> WHAT THE TASK ASKS:
Filter the data below for the string "Bibliotecas" and copy each matching line.

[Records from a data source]
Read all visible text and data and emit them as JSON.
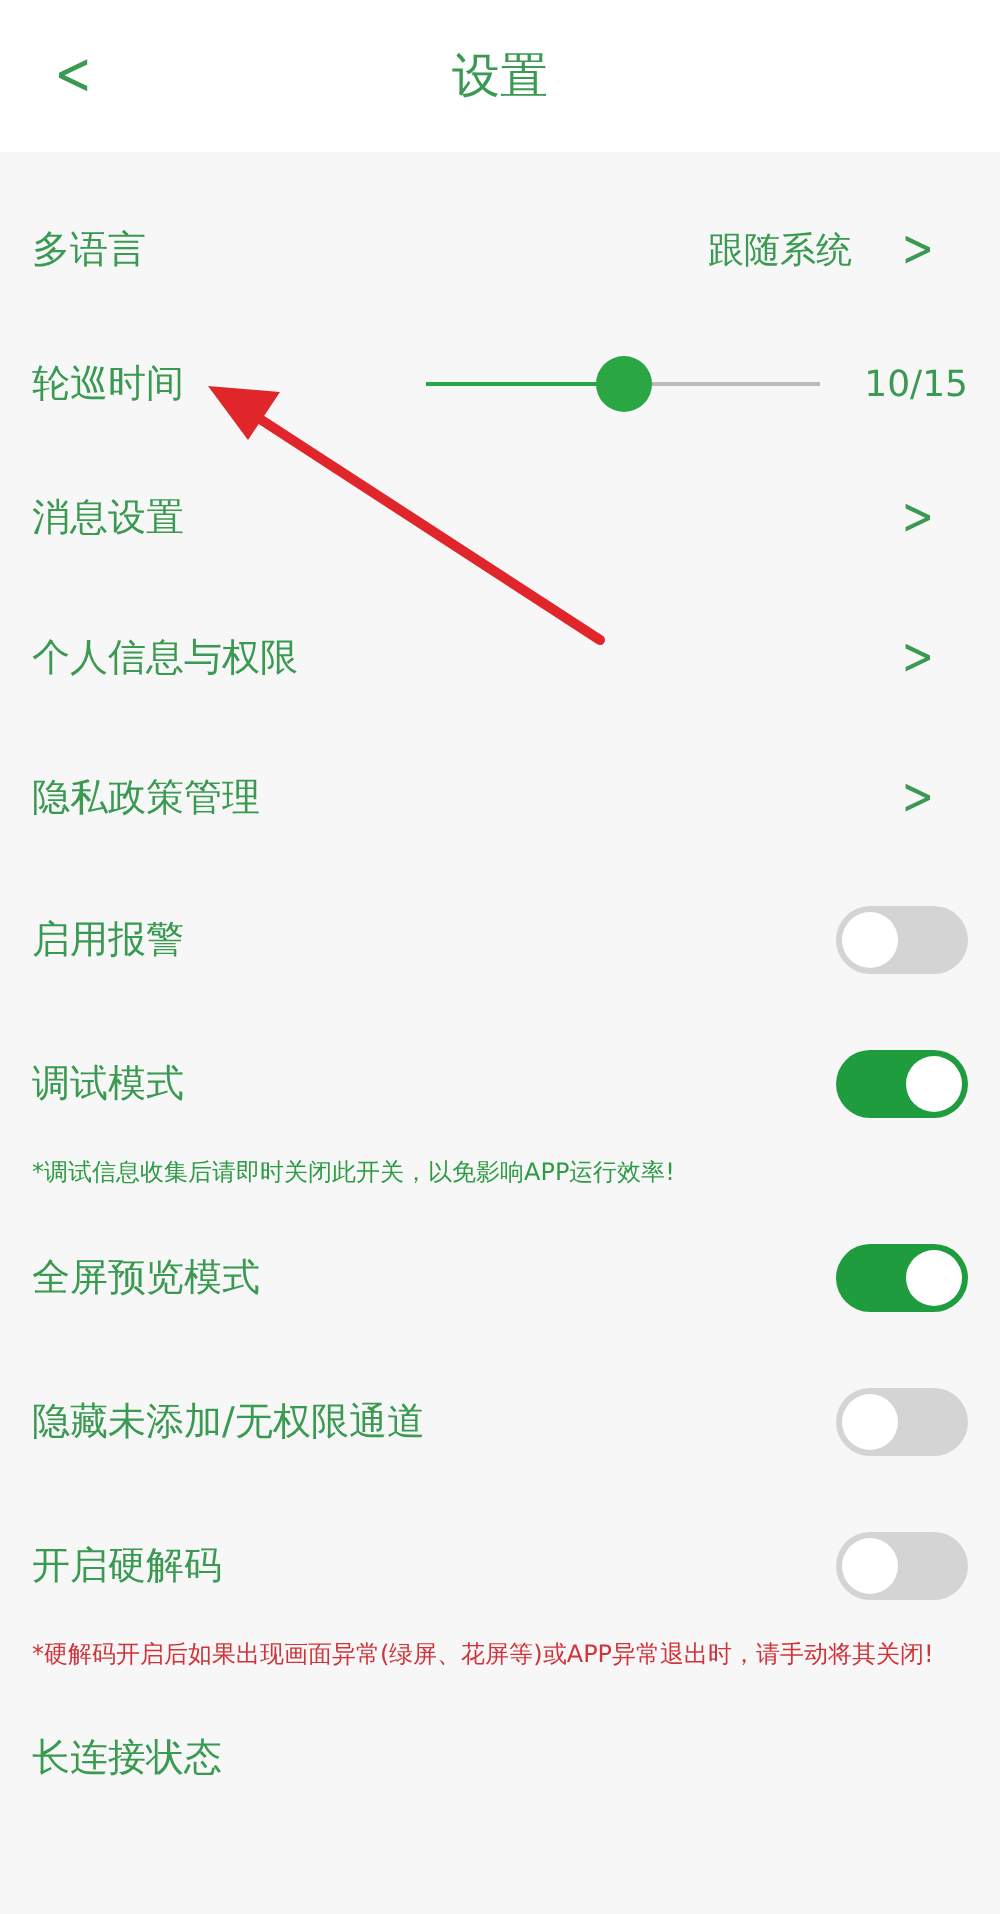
{
  "header": {
    "back": "<",
    "title": "设置"
  },
  "rows": [
    {
      "kind": "link",
      "label": "多语言",
      "value": "跟随系统",
      "chevron": ">"
    },
    {
      "kind": "slider",
      "label": "轮巡时间",
      "level": 0.5,
      "reading": "10/15"
    },
    {
      "kind": "link",
      "label": "消息设置",
      "chevron": ">"
    },
    {
      "kind": "link",
      "label": "个人信息与权限",
      "chevron": ">"
    },
    {
      "kind": "link",
      "label": "隐私政策管理",
      "chevron": ">"
    },
    {
      "kind": "toggle",
      "label": "启用报警",
      "on": false
    },
    {
      "kind": "toggle",
      "label": "调试模式",
      "on": true
    },
    {
      "kind": "note",
      "text": "*调试信息收集后请即时关闭此开关，以免影响APP运行效率!",
      "color": "#2e9b45"
    },
    {
      "kind": "toggle",
      "label": "全屏预览模式",
      "on": true
    },
    {
      "kind": "toggle",
      "label": "隐藏未添加/无权限通道",
      "on": false
    },
    {
      "kind": "toggle",
      "label": "开启硬解码",
      "on": false
    },
    {
      "kind": "note",
      "text": "*硬解码开启后如果出现画面异常(绿屏、花屏等)或APP异常退出时，请手动将其关闭!",
      "color": "#d0343a"
    },
    {
      "kind": "link",
      "label": "长连接状态"
    }
  ],
  "annotation": {
    "kind": "arrow"
  }
}
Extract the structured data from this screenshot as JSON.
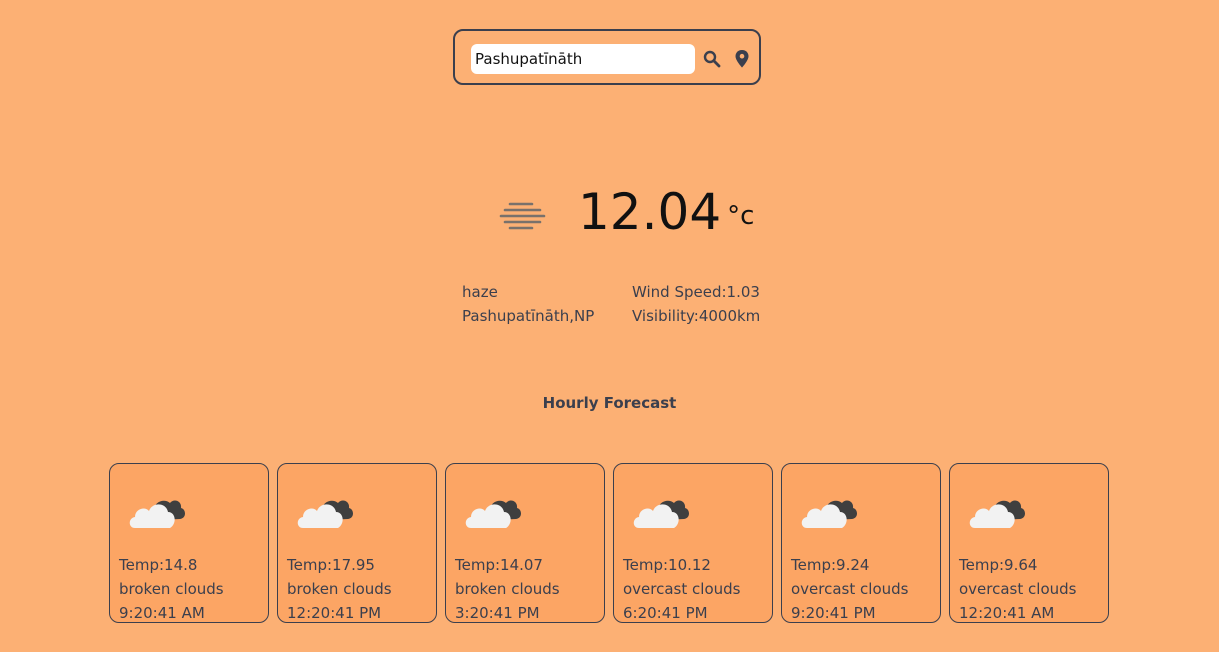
{
  "search": {
    "value": "Pashupatīnāth",
    "search_icon": "search-icon",
    "location_icon": "location-pin-icon"
  },
  "current": {
    "icon": "haze-icon",
    "temperature": "12.04",
    "unit": "°c",
    "description": "haze",
    "location": "Pashupatīnāth,NP",
    "wind": "Wind Speed:1.03",
    "visibility": "Visibility:4000km"
  },
  "forecast": {
    "title": "Hourly Forecast",
    "items": [
      {
        "icon": "broken-clouds-icon",
        "temp": "Temp:14.8",
        "desc": "broken clouds",
        "time": "9:20:41 AM"
      },
      {
        "icon": "broken-clouds-icon",
        "temp": "Temp:17.95",
        "desc": "broken clouds",
        "time": "12:20:41 PM"
      },
      {
        "icon": "broken-clouds-icon",
        "temp": "Temp:14.07",
        "desc": "broken clouds",
        "time": "3:20:41 PM"
      },
      {
        "icon": "overcast-clouds-icon",
        "temp": "Temp:10.12",
        "desc": "overcast clouds",
        "time": "6:20:41 PM"
      },
      {
        "icon": "overcast-clouds-icon",
        "temp": "Temp:9.24",
        "desc": "overcast clouds",
        "time": "9:20:41 PM"
      },
      {
        "icon": "overcast-clouds-icon",
        "temp": "Temp:9.64",
        "desc": "overcast clouds",
        "time": "12:20:41 AM"
      }
    ]
  },
  "colors": {
    "background": "#fcb074",
    "card_background": "#fca564",
    "border": "#3b3f4d"
  }
}
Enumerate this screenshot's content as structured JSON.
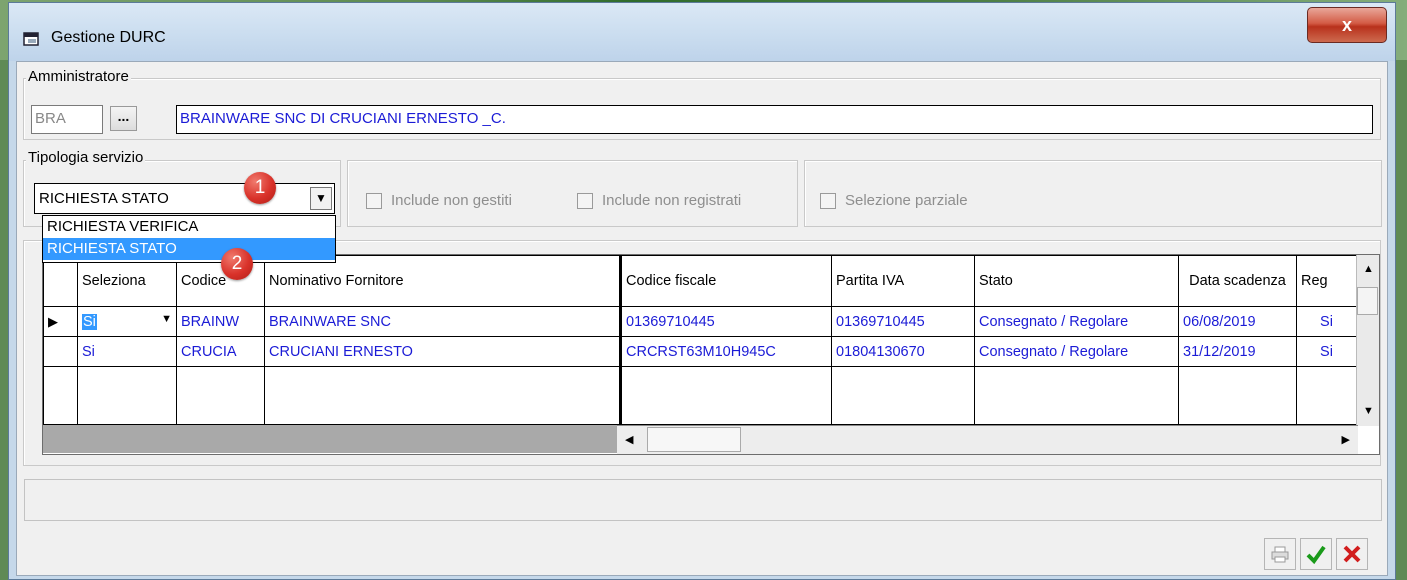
{
  "window": {
    "title": "Gestione DURC",
    "close_label": "x"
  },
  "amministratore": {
    "legend": "Amministratore",
    "code": "BRA",
    "lookup_label": "...",
    "name": "BRAINWARE SNC DI CRUCIANI ERNESTO _C."
  },
  "tipologia": {
    "legend": "Tipologia servizio",
    "selected": "RICHIESTA STATO",
    "options": [
      "RICHIESTA VERIFICA",
      "RICHIESTA STATO"
    ],
    "checks": {
      "include_non_gestiti": "Include non gestiti",
      "include_non_registrati": "Include non registrati",
      "selezione_parziale": "Selezione parziale"
    }
  },
  "badges": {
    "one": "1",
    "two": "2"
  },
  "grid": {
    "headers": [
      "Seleziona",
      "Codice",
      "Nominativo Fornitore",
      "Codice fiscale",
      "Partita IVA",
      "Stato",
      "Data scadenza",
      "Reg"
    ],
    "rows": [
      {
        "seleziona": "Si",
        "codice": "BRAINW",
        "nominativo": "BRAINWARE SNC",
        "cf": "01369710445",
        "piva": "01369710445",
        "stato": "Consegnato / Regolare",
        "scadenza": "06/08/2019",
        "reg": "Si"
      },
      {
        "seleziona": "Si",
        "codice": "CRUCIA",
        "nominativo": "CRUCIANI ERNESTO",
        "cf": "CRCRST63M10H945C",
        "piva": "01804130670",
        "stato": "Consegnato / Regolare",
        "scadenza": "31/12/2019",
        "reg": "Si"
      }
    ]
  },
  "colors": {
    "link_text": "#1b1bd6",
    "selection": "#3399ff",
    "confirm": "#1a9a1a",
    "cancel": "#d21d1d"
  },
  "icons": {
    "print": "printer-icon",
    "confirm": "checkmark-icon",
    "cancel": "x-icon"
  }
}
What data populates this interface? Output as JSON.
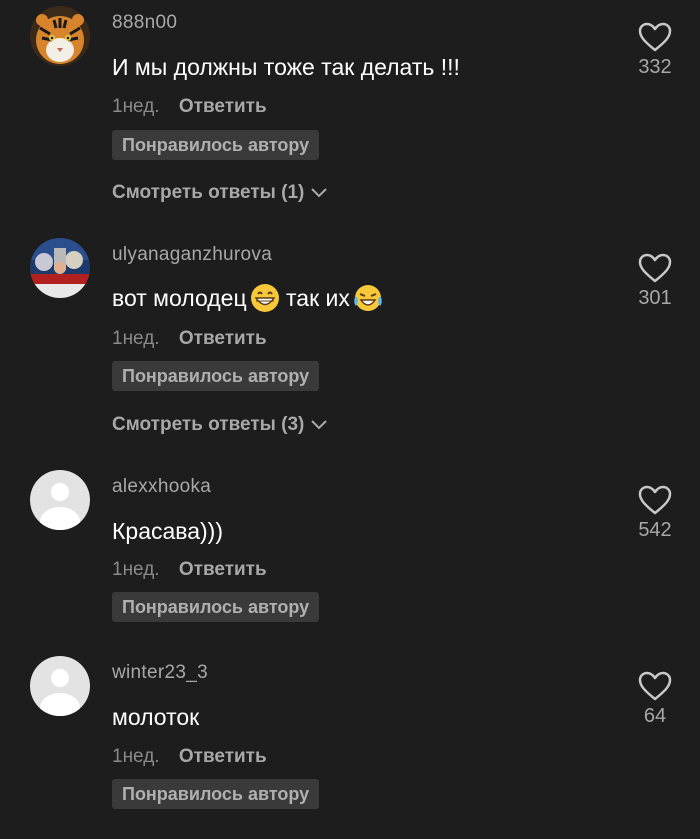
{
  "comments": [
    {
      "username": "888n00",
      "avatar": "tiger-avatar",
      "text": "И мы должны тоже так делать !!!",
      "time": "1нед.",
      "reply_label": "Ответить",
      "liked_badge": "Понравилось автору",
      "view_replies": "Смотреть ответы (1)",
      "likes": "332"
    },
    {
      "username": "ulyanaganzhurova",
      "avatar": "photo-avatar",
      "text_part1": "вот молодец",
      "emoji1": "grinning-face-emoji",
      "text_part2": " так их",
      "emoji2": "tears-of-joy-emoji",
      "time": "1нед.",
      "reply_label": "Ответить",
      "liked_badge": "Понравилось автору",
      "view_replies": "Смотреть ответы (3)",
      "likes": "301"
    },
    {
      "username": "alexxhooka",
      "avatar": "default-avatar",
      "text": "Красава)))",
      "time": "1нед.",
      "reply_label": "Ответить",
      "liked_badge": "Понравилось автору",
      "likes": "542"
    },
    {
      "username": "winter23_3",
      "avatar": "default-avatar",
      "text": "молоток",
      "time": "1нед.",
      "reply_label": "Ответить",
      "liked_badge": "Понравилось автору",
      "likes": "64"
    }
  ],
  "colors": {
    "background": "#1d1d1d",
    "primary_text": "#ffffff",
    "secondary_text": "#a8a8a8",
    "badge_bg": "#3a3a3a"
  }
}
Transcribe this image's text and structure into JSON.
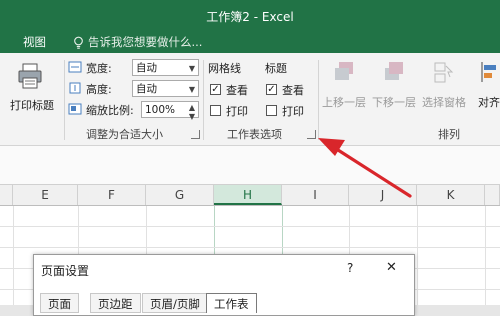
{
  "window": {
    "title": "工作簿2 - Excel"
  },
  "menu": {
    "view_tab": "视图",
    "tell_me": "告诉我您想要做什么..."
  },
  "ribbon": {
    "print_titles": "打印标题",
    "scale_to_fit": {
      "width_label": "宽度:",
      "width_value": "自动",
      "height_label": "高度:",
      "height_value": "自动",
      "scale_label": "缩放比例:",
      "scale_value": "100%",
      "group_label": "调整为合适大小"
    },
    "sheet_options": {
      "gridlines_label": "网格线",
      "headings_label": "标题",
      "view_label": "查看",
      "print_label": "打印",
      "gridlines_view_checked": true,
      "gridlines_print_checked": false,
      "headings_view_checked": true,
      "headings_print_checked": false,
      "group_label": "工作表选项"
    },
    "arrange": {
      "bring_forward": "上移一层",
      "send_backward": "下移一层",
      "selection_pane": "选择窗格",
      "align": "对齐",
      "group_label": "排列"
    }
  },
  "grid": {
    "columns": [
      "E",
      "F",
      "G",
      "H",
      "I",
      "J",
      "K"
    ],
    "selected_column": "H"
  },
  "dialog": {
    "title": "页面设置",
    "help": "?",
    "close": "✕",
    "tabs": [
      "页面",
      "页边距",
      "页眉/页脚",
      "工作表"
    ],
    "active_tab": "工作表"
  },
  "annotation": {
    "color": "#d9262b"
  }
}
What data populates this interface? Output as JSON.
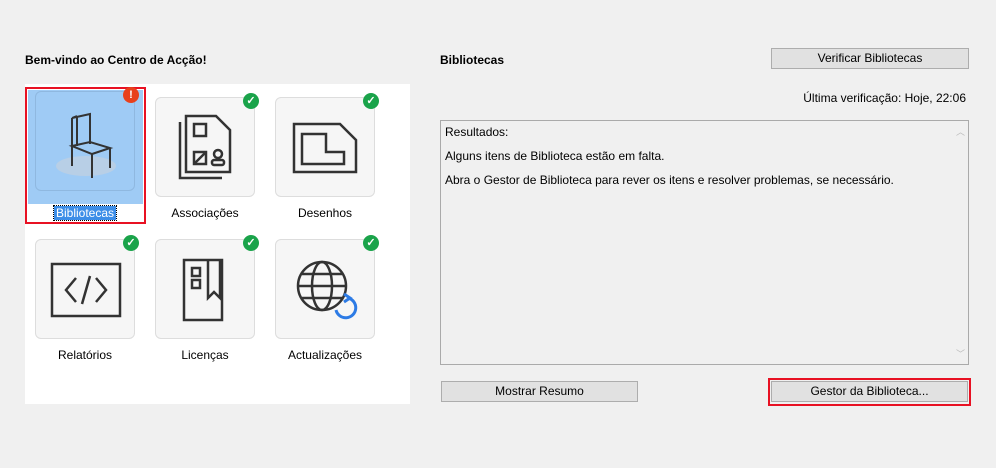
{
  "left": {
    "title": "Bem-vindo ao Centro de Acção!",
    "tiles": [
      {
        "label": "Bibliotecas",
        "status": "error",
        "icon": "chair-icon"
      },
      {
        "label": "Associações",
        "status": "ok",
        "icon": "documents-icon"
      },
      {
        "label": "Desenhos",
        "status": "ok",
        "icon": "drawing-icon"
      },
      {
        "label": "Relatórios",
        "status": "ok",
        "icon": "code-icon"
      },
      {
        "label": "Licenças",
        "status": "ok",
        "icon": "license-icon"
      },
      {
        "label": "Actualizações",
        "status": "ok",
        "icon": "globe-update-icon"
      }
    ],
    "badge_ok": "✓",
    "badge_error": "!"
  },
  "right": {
    "title": "Bibliotecas",
    "verify_button": "Verificar Bibliotecas",
    "last_check": "Última verificação: Hoje, 22:06",
    "results": [
      "Resultados:",
      "Alguns itens de Biblioteca estão em falta.",
      "Abra o Gestor de Biblioteca para rever os itens e resolver problemas, se necessário."
    ],
    "summary_button": "Mostrar Resumo",
    "manager_button": "Gestor da Biblioteca..."
  },
  "colors": {
    "accent_error": "#e81123",
    "ok": "#1aa34a",
    "selection": "#9fcbf5"
  }
}
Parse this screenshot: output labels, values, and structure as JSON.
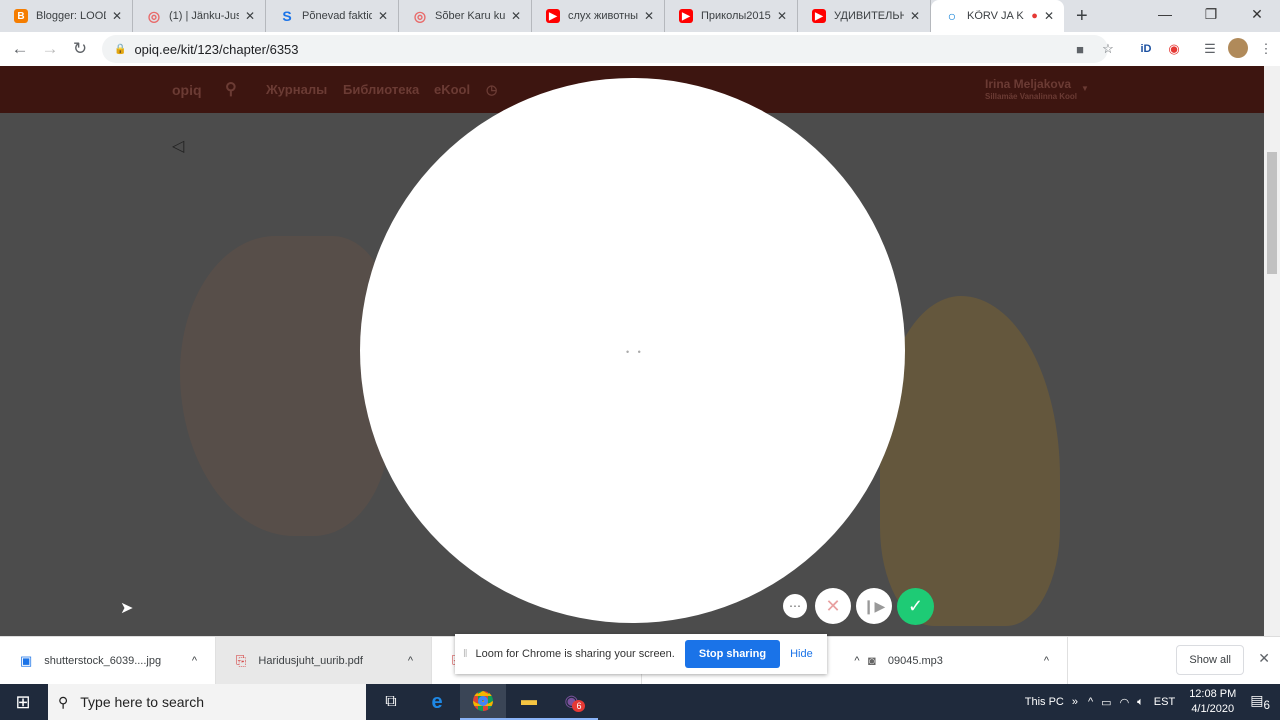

> RESPONSE BELOW:
        "label": "Bibliotecas",
    "title": "Bibliotecas",
    "verify_button": "Verificar Bibliotecas",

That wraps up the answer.